I have a small collection of velvet ants (family Mutillidae) that I’ve accumulated over the years—not through active collection but more as bycatch from my beetle hunting operations. Velvet ants are, of course, not ants at all, but wasps, and as such the females are—like their winged relatives—quite capable of delivering a painful sting if mishandled. They also tend to be seen running rather frenetically across the ground, making them difficult to guide into a collection vial or grab with forceps. You’ve gotta really want ‘em if you want to collect them. Still, even though I don’t study them I find them interesting enough to pick up on occasion, and with most groups outside of my area of focus the hope is that eventually they will end up in the hands of somebody who actively studies the group.

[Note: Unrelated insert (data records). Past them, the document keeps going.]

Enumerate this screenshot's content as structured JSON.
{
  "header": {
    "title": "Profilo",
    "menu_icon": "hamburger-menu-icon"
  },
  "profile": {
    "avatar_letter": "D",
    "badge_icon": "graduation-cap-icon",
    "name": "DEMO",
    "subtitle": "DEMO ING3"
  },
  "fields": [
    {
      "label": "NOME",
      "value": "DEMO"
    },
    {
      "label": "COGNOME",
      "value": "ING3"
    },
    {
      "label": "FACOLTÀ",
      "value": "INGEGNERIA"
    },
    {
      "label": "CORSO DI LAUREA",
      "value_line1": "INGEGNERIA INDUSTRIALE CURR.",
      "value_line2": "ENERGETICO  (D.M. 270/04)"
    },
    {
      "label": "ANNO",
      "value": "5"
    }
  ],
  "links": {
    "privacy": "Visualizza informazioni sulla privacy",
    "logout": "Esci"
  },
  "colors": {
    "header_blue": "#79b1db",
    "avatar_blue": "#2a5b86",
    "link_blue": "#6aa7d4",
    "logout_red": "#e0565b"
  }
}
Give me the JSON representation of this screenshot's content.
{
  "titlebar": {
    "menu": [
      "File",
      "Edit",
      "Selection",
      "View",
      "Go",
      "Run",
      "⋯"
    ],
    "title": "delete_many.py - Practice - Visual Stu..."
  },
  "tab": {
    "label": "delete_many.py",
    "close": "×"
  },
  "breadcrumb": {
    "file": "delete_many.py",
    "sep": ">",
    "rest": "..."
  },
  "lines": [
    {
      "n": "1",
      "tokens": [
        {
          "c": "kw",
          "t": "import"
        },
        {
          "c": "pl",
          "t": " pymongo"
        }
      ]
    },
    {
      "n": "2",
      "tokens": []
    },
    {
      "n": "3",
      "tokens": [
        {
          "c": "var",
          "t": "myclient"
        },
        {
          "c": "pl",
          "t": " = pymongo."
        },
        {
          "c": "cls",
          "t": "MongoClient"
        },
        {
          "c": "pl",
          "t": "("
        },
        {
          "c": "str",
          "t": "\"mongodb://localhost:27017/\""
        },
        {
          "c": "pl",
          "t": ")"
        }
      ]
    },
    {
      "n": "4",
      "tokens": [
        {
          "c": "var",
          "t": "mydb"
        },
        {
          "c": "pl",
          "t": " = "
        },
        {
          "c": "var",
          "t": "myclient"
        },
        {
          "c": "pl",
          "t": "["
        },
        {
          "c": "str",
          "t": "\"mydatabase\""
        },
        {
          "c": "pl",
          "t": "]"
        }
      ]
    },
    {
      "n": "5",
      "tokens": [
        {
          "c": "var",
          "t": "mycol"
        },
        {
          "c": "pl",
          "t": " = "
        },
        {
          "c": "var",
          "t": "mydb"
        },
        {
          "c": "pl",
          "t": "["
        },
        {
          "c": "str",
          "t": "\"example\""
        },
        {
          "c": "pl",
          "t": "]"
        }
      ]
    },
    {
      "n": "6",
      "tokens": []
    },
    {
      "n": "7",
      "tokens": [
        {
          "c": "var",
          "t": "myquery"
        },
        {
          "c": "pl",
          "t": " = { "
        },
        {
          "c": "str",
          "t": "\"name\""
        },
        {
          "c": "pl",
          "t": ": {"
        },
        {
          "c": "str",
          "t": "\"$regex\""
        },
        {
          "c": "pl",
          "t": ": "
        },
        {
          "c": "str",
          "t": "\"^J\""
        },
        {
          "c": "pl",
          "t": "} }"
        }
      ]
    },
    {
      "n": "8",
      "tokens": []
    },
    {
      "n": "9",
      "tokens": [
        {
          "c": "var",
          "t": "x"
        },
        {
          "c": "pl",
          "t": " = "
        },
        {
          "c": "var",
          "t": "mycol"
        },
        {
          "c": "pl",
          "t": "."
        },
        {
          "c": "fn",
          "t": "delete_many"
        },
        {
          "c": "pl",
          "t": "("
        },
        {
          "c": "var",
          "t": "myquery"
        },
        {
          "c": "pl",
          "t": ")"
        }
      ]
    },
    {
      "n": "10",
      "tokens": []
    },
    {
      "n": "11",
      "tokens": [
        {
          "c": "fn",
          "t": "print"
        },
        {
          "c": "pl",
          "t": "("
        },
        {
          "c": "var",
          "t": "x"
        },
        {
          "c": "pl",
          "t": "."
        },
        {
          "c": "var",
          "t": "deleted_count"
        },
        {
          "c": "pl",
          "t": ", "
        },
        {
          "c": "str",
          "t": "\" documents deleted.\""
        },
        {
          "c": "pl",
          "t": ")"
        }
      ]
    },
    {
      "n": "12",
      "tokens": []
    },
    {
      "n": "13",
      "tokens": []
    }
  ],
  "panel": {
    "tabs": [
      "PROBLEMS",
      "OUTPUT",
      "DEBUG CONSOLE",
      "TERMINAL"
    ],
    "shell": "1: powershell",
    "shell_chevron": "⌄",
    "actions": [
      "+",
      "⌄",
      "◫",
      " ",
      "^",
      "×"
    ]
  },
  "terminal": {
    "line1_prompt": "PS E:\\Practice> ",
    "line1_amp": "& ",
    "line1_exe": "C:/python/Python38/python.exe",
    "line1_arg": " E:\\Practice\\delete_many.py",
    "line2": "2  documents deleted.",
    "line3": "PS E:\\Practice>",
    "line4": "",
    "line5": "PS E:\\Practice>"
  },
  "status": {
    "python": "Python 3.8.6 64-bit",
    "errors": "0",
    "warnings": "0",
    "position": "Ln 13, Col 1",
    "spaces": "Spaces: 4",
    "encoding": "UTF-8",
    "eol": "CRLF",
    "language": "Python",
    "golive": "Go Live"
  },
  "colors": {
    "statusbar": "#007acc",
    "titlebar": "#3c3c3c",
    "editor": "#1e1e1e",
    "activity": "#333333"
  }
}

Such is now the case with my mutillid collection, which will be shipped this week to another collector specializing in the group. In return I will be filling some holes in European representation of my collection of Cerambycidae.
Without question, the most interesting mutillid species that I’ve encountered is Dasymutilla gloriosa. All mutillids are sexually dimorphic, as only the males are winged, but most also tend to be sexually dichromatic to a greater or lesser degree. No species I am aware of takes this to the same level as D. gloriosa! The males (photo below) are rather typically colored compared to other species in the genus, but the females (photo above) are densely covered with long, strikingly white hairs. While this would seem to make them quite conspicuous, the true effect is the exact opposite as they easily confused with fuzzy plant seed. For this reason they are commonly called thistledown velvet ants. I encountered the female in west Texas in 2003 while walking a mountain trail and at first thought it was the fuzzy seed of a creosote bush (Larrea tridentata) being blown by the wind—except there was no wind! It took me a little while looking closely at it before I could figure out what it actually was. This is the only female of this species that I’ve seen in the wild, and I’ll be a little sad to see it sent to another location.
The male also is the only one I’ve encountered—or at least taken the trouble to collect. I would have never suspected this male, which I collected in southern California in 1991, was the same species as the female that I collected many years later. My thanks to Kevin Williams, who provided the identifications for both of these specimens.
Copyright © Ted C. MacRae 2012